Limb regeneration remains the stuff of science fiction for humans, but an accidental discovery provides a new window into what it would take for people to grow lost limbs with newtlike flair. During routine cancer research at the Children’s Hospital of Boston, George Daley accidentally stumbled on a gene that give scientists a clue about limb regeneration.
The research mice that Daley and his team were using were genetically engineered to have a more active form of the gene Lin28a, which can “reprogram cells back to an embryonic-like state,” Daley told Scientific American. What he didn’t expect was that the gene also allowed his mice to grow back clipped ears or toes.
The researchers also found out that they could replicate this finding by “giving non genetically altered [mice] drugs that help activate” the same processes that Lin28a stimulates. Revving up the gene’s activity tricked the mouse’s body into believing it was younger, which is when Lin28a is active naturally. The process allowed the mice to miraculously regrow minor organs.
However, the regeneration effects of Lin28a only extend so far. “When mice were no longer babies–at five weeks–the scientists were not able to regenerate their limbs, even if the gene was stimulated,” writes Dina Fine Maron. “Nor did Lin28a help mice heal damaged hearts, “suggesting that the protein is not equally effective everywhere in the body.”
Still, the accidental discovery “could potentially open a way to expand our regenerative playbook by manipulating the activity of genes.”
Read the full, original story here: “New Limb Regeneration Insight Surprises Scientists”

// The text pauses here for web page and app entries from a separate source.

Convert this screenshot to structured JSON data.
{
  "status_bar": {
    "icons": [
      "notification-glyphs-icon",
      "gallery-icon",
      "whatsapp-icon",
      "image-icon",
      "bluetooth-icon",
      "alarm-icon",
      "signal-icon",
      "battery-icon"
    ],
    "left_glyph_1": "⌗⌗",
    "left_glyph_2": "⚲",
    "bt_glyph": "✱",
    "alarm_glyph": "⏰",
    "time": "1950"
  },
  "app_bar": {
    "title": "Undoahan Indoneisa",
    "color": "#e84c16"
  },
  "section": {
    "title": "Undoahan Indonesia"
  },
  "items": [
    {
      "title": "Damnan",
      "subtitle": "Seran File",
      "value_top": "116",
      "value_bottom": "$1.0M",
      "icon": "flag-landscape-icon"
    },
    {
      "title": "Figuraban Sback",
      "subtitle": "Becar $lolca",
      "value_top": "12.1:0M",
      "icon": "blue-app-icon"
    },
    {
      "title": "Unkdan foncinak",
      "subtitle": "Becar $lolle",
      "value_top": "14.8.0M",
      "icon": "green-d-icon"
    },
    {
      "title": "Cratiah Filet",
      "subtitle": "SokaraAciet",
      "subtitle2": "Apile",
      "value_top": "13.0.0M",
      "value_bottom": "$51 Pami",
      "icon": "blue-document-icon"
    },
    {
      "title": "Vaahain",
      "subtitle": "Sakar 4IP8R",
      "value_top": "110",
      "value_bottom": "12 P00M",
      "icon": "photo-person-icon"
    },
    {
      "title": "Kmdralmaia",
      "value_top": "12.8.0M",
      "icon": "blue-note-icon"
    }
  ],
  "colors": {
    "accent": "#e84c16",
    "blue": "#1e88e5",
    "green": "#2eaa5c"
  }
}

- “Will we ever regenerate limbs?,” National Geographic
- “Researchers uncover key clues in the mystery of limb regeneration,” Io9